The result is something that feels quite modern, though the language still be Shakespeare’s, and though the story is an old one, the play almost feels new. Or perhaps not new, so much as freshly relevant. When Bennett Fisher, who plays Hal, and I first tossed around the idea of doing this I remember him saying, “In the end, it’s about how you can party all you want, but eventually the lights come on and you know you’re going to have to deal with tomorrow, hangover or no hangover” and I think that reading is essentially true, and an essential human experience as well.

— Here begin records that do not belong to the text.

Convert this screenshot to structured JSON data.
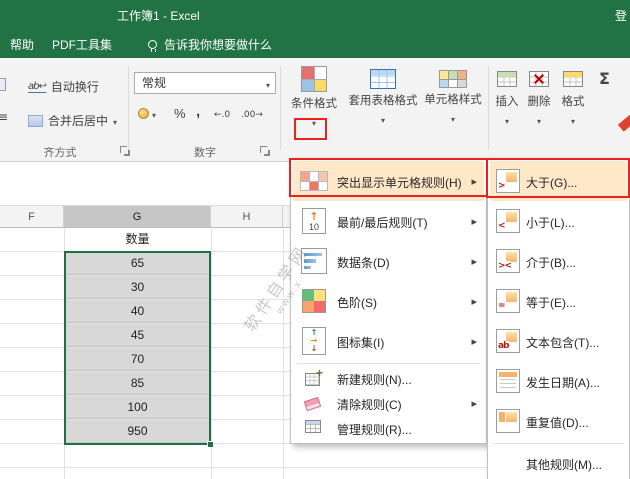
{
  "titlebar": {
    "title": "工作簿1 - Excel",
    "signin_label": "登"
  },
  "menubar": {
    "tabs": [
      {
        "label": "帮助"
      },
      {
        "label": "PDF工具集"
      }
    ],
    "tell_me": "告诉我你想要做什么"
  },
  "ribbon": {
    "wrap_text_label": "自动换行",
    "merge_center_label": "合并后居中",
    "number_format_value": "常规",
    "percent_label": "%",
    "comma_label": ",",
    "increase_decimal_label": "←.0",
    "decrease_decimal_label": ".00→",
    "conditional_formatting_label": "条件格式",
    "format_as_table_label": "套用表格格式",
    "cell_styles_label": "单元格样式",
    "insert_label": "插入",
    "delete_label": "删除",
    "format_label": "格式",
    "autosum_label": "Σ",
    "alignment_group_label": "齐方式",
    "number_group_label": "数字"
  },
  "sheet": {
    "column_headers": [
      "F",
      "G",
      "H"
    ],
    "selected_column": "G",
    "header_cell": "数量",
    "values": [
      "65",
      "30",
      "40",
      "45",
      "70",
      "85",
      "100",
      "950"
    ]
  },
  "cf_menu": {
    "items": [
      {
        "label": "突出显示单元格规则(H)",
        "has_submenu": true,
        "highlighted": true
      },
      {
        "label": "最前/最后规则(T)",
        "has_submenu": true
      },
      {
        "label": "数据条(D)",
        "has_submenu": true
      },
      {
        "label": "色阶(S)",
        "has_submenu": true
      },
      {
        "label": "图标集(I)",
        "has_submenu": true
      },
      {
        "label": "新建规则(N)...",
        "has_submenu": false
      },
      {
        "label": "清除规则(C)",
        "has_submenu": true
      },
      {
        "label": "管理规则(R)...",
        "has_submenu": false
      }
    ]
  },
  "cf_submenu": {
    "items": [
      {
        "label": "大于(G)...",
        "symbol": ">",
        "highlighted": true
      },
      {
        "label": "小于(L)...",
        "symbol": "<"
      },
      {
        "label": "介于(B)...",
        "symbol": "><"
      },
      {
        "label": "等于(E)...",
        "symbol": "="
      },
      {
        "label": "文本包含(T)...",
        "symbol": "ab"
      },
      {
        "label": "发生日期(A)...",
        "symbol": ""
      },
      {
        "label": "重复值(D)...",
        "symbol": ""
      },
      {
        "label": "其他规则(M)...",
        "symbol": ""
      }
    ]
  },
  "icons": {
    "lightbulb_icon": "lightbulb outline",
    "dropdown_caret": "▾",
    "submenu_arrow": "▸",
    "wrap_text_icon": "ab↩",
    "merge_center_icon": "merged-cell",
    "currency_icon": "coin",
    "conditional_formatting_icon": "colored-grid",
    "format_as_table_icon": "blue-table",
    "cell_styles_icon": "colored-cells",
    "insert_icon": "cells-green-row",
    "delete_icon": "cells-red-x",
    "format_icon": "cells-yellow-row",
    "highlight_cells_icon": "grid-red-cells",
    "top_bottom_icon": "arrow-up-10",
    "data_bars_icon": "blue-bars",
    "color_scales_icon": "color-quadrants",
    "icon_sets_icon": "colored-arrows",
    "new_rule_icon": "grid-plus",
    "clear_rules_icon": "pink-eraser",
    "manage_rules_icon": "grid"
  },
  "colors": {
    "excel_green": "#217346",
    "annotation_red": "#e8231d",
    "selection_fill": "#d8d8d8",
    "selection_border": "#1e7145",
    "menu_highlight": "#ffe8c8"
  },
  "watermark": {
    "line1": "软件自学网",
    "line2": "www.x"
  }
}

We all, at some point or another, seek to escape our lot in life, evade our responsibilities, or just try to have fun without worrying about the repercussions. You don’t have to be a king to understand the weariness of Henry IV as he sits up nights wondering what his son is up to, just as you don’t have to be an errant prince to know what it’s like to disappoint your parents, indluge people you secretly think aren’t worth your time, or take on tasks you’d rather not be bothered with. The same is true of the supporting characters. Each is dealing with something all of us have dealt with: growing past a friend, or being the friend grown past; struggling with an attraction to someone we know we shouldn’t like; looking to get ahead, or get away with something, or just get our job done so we can go home at the end of the day. This is the stuff of life.

Thus, though many particulars of these familiar characters have changed to suit our Boar’s Head (the one exception being Falstaff, whose titanic presence is pretty unreducable even if you do cut half his lines) the spirit of the play remains quintessentially Shakespearean in its panoramic depiction of the humaness of all people regardless of their position in life or destiny. Which is why, as cliche as it is to say it, The Boar’s Head isn’t Henry’s story, or Falstaff’s, or even Hal’s, so much as everybody’s story.

It’s really just another night at the bar.

-Stuart Bousel

THE BOAR’S HEAD performs on May 16, 17, 23, 30 and 31 at 8pm each night in the Cafe Royale Bar (800 Post, at Leavenworth). Admission is free, but arrive early to ensure a seat.